Veronica Vega has a new boyfriend. Already. Chad Bumgartner—Brock’s sixteen-year-old brother. Three weeks in this town, and it’s like Veronica was born here. She has a happening social life, a boyfriend; she’s on the volleyball team, the pep squad, the yearbook staff. The whole high school might as well just shut down if she moves away. Which she probably will, and sooner rather than later, the way their dad keeps getting transferred. It’s always that way. Veronica’s a perfect fit wherever she goes, while her brother remains Whatshisface. She also has a phone that works. It’s identical to Cooper’s, another GX-4000, with a serial number only one away from his, proving that they came off the assembly line side by side.
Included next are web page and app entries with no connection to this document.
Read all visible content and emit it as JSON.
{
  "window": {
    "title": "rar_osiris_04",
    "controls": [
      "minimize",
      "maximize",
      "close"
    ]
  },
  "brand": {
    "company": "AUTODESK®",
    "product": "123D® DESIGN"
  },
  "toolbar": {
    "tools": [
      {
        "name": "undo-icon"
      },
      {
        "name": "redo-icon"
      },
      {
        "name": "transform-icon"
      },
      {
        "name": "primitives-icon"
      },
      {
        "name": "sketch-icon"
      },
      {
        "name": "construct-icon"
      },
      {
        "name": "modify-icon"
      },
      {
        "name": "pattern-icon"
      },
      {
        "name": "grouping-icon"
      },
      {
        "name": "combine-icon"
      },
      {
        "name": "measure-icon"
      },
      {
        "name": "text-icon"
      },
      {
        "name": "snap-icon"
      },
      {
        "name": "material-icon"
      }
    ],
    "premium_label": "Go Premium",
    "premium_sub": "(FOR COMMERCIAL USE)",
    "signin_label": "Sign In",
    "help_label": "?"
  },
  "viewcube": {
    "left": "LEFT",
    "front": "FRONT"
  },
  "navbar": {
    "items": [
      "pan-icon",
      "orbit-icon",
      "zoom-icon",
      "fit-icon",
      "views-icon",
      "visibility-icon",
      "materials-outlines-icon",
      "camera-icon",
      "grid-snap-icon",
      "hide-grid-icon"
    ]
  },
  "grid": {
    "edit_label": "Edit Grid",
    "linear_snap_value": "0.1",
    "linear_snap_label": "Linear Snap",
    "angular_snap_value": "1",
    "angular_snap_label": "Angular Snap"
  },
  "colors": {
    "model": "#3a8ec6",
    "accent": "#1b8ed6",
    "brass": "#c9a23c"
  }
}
That’s where the similarity ends. “It shoots the most awesome video,” she raves at the dinner table. “Even in low light. You should see the amazing footage I took of the bonfire at the lake last night. It’s so sharp.” “I don’t think mine’s that good,” Cooper says. “It makes a lot of weird noises—beeps and clicks and honks.” “You’re just not used to it yet,” Captain Vega reassures him. “Remember, it’s top-of-the-line technology, real cutting edge. Those must be notifications. Once you’re familiar with all its capabilities, the different sounds will make sense to you.” “They aren’t normal phone sounds. Remember that house we lived in where the wind used to whistle through our chimney? I can’t remember which town it was. Anyway, that’s what it makes.”